The great Sudanese writer, Tayeb Salih, passed away late last Tuesday. He's best known for his 1966 novel Season of Migration to the North, which Edward Said called "among the six finest novels to be written in modern Arabic literature." I want to know what the other five on that list were; it's a remarkable novel, and one that only gets better and more interesting with re-readings. Obituaries in the New York Times, the Guardian, and the Sudan Tribune. And Mustapha Marrouchi writes a more personal remembrance in Arab Comment and in a lovely memorial, the editors of AllAfrica hope that Tayeb Salih went "with a heart full of song and a face awash with a huge smile."
Was Dorothy Wordsworth "one of the casualties of 19th-century femininity" or "the most distinguished of English prose writers who never wrote a line for the general public"? In the New York Times, "A Brother's Keeper: The Other Wordsworth," Dwight Garner reviews Frances Wilson's The Ballad of Dorothy Wordsworth: A Life.
Janet Maslin, "What Was With the Peacocks and the Gothic Fiction?" reviews Brad Gooch's Flannery: A Life of Flannery O'Connor, noting that "this mystical, ornery, ardently admired Southern writer" has been long overdue for a major new biography like this one.
In "The myths of Gabriel García Márquez," Philip Swanson reviews Gerald Martin's Gabriel García Márquez: A Life, the culmination of seventeen years of research which he predicts will be the authoritative work on what he calls the Nobel Prize winning novelist. Swanson is the author of Latin American Fiction: A short introduction, so presumably he knows what he's talking about, but I'd love to know on what basis he judges Garcia-Marquez to be "Latin America's perhaps only truly global writer."
In the Sunday Times, "Salman's Perfect Safe House," Geoffrey Robertson remembers hiding Salman Rushdie in his home, and how it "brought many of his left-wing friends into a closer and warmer contact with officers of Special Branch than they would have ever thought likely or even healthy."
Claudia Roth Pierpont's "Another Country," in The New Yorker, explores how James Baldwin made Istanbul what she calls his "second or third not-quite-home," during a period she also notes to have been "inescapably Baldwin's American decade." The essay is essentially a very long review of Magdalena J. Zaborowska's new book, James Baldwin's Turkish Decade.

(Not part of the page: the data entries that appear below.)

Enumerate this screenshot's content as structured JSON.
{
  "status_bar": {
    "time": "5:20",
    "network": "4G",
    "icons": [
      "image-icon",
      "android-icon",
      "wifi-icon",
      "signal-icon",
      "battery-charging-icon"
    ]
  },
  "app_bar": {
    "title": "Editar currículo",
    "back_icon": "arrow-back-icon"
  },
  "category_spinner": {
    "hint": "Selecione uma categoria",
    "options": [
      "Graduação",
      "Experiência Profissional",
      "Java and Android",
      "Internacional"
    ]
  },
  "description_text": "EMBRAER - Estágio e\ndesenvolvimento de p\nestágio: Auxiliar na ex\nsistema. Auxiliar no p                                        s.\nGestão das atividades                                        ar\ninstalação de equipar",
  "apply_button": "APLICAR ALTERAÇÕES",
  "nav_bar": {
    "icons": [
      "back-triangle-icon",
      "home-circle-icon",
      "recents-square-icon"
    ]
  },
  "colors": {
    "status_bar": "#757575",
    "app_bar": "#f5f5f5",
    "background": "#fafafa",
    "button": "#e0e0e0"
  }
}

In the Times Literary Supplement, "Amos Oz and Reverie" Anthony Cummins reviews Amos Oz's new novel, Rhyming Life and Death, which Oz has called a challenge to the reader who would rather be "handed a prepared dish" than be "invited into the kitchen." Cummins notes that such "solemn metafictional musing rarely feels like anything more than ballast for the breezy draughtsmanship of the character sketches," and wonders in the end whether "the novel may in the end be too slight to survive its own scrutiny."